Released: September 12th 2017
Warnings: Fertility issues, childhood sexual abuse
My attention was immediately caught by this beautiful book cover. Consisting of a darker portrait covered by bright (red and white) font – it stands out and grabs one’s attention right from the start. You can tell just by looking at the cover that it’s going to be a mystery or thriller.
Warnings first: Liza (the main character) is having some serious difficulty having a child. Towards the end of the book (spoiler warning!) it’s revealed that this is because of damage caused by sexual abuse when she was a child. Needless to say there’s a lot of heavy subjects in this book that could make certain readers very uncomfortable.
Lies She Told is a psychological thriller told using a book within a book sort of storytelling style. The premise is that the main character, Liza Cole is a mystery writer. Naturally she brings a bit of the life she knows into her works, blurring the lines between fact and fiction. The chapters alternate between Liza’s story, and the story she’s writing (an affair/murder story). It’s very easy to tell which perspective you’re reading from (Liza or Beth) as the font is different for each one. Liza’s story is using a serif font, while Beth’s is sans serif and professional looking (more like what you’d expect when reading a book about to be published).
Lies She Told is a tale that intends to make us question what is real and what is fiction. Liza and Beth’s stories (and even their names) have so many similarities from the start, you quickly find yourself wondering which is coincidence (it does happen) and what it unintentional bleed through from Liza’s subconscious.
Liza is a writer, like I mentioned above. She’s also a wife to a lawyer, and she’s desperately trying to become pregnant (to the point of trying experimental medications). Her husband’s partner in the law firm has gone missing; causing him to be a distracted husband at best. He doesn’t seem very interested in being around Liza, and he certainly shows no interest in having a child with her.
Beth is also married to a lawyer, but she has been lucky enough to have a child without any problems. The problem for her is that her husband is cheating on her; a fact that she’s having trouble dealing with. She wants to confront him, but she doesn’t have the courage to do so. Instead she resorts to drastic measures to resolve the problem and to simultaneously force his hand into telling her the truth.

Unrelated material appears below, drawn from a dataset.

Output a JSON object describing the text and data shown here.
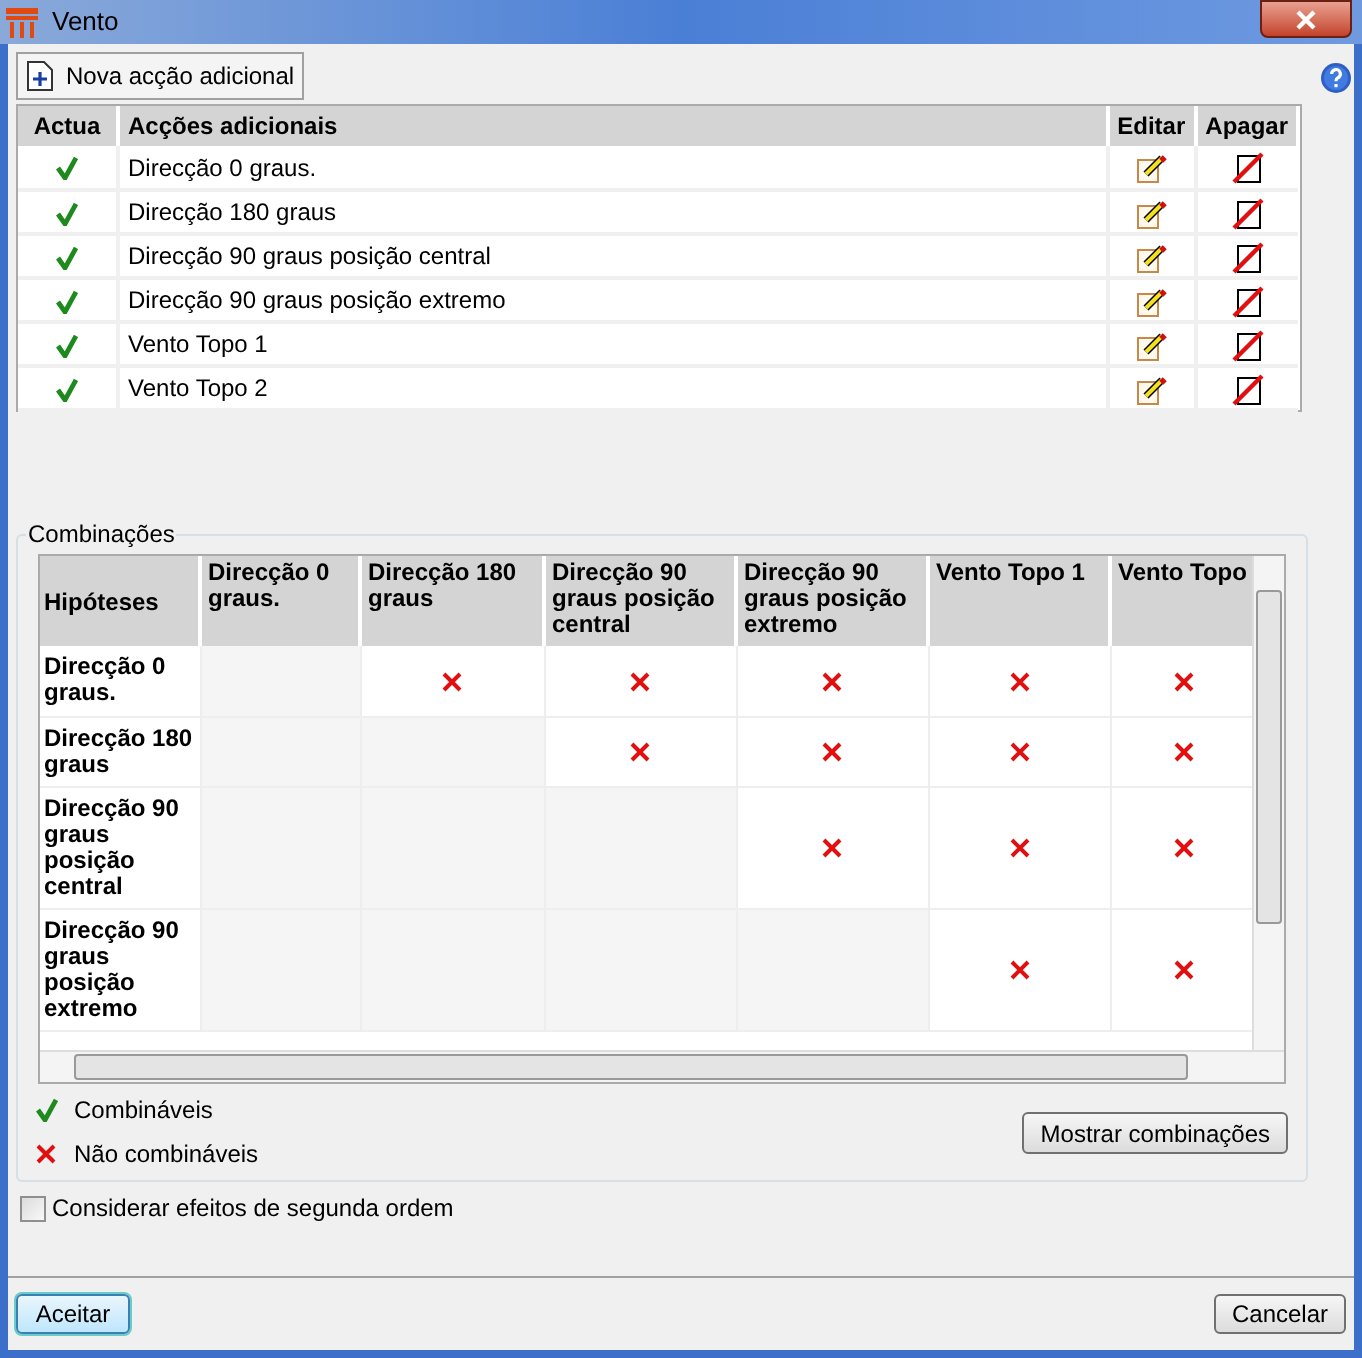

There are some obvious similarities looking at even the short synopsis I just gave you. There’s many more as well, but seeing as I don’t want to give away the ending of the book that’ll have to do for now. The further along the stories get, the more facts they seem to share. It raises so many questions. How did Liza write that detail into the book, before she was even informed of it? Is it some sort of crazy coincidence? Is something acting out what she’s writing? Or framing her?
I’ll admit I didn’t love the final twist to either story. I feel like there were so many other routes to have taken, as opposed to the one chosen. I don’t want to say it feels lazy, because the author clearly put a lot of work into this book, but it does feel like there was a lacking of forethought. For me it felt like the easy way out, and ultimately that made it lack any real impact.
Despite not loving the ending, I really did enjoy this book. I ended up reading the book (about 300 pages in length) in just a couple of hours. So if you’re looking for a nice book for an afternoon reading session, you really should consider this one.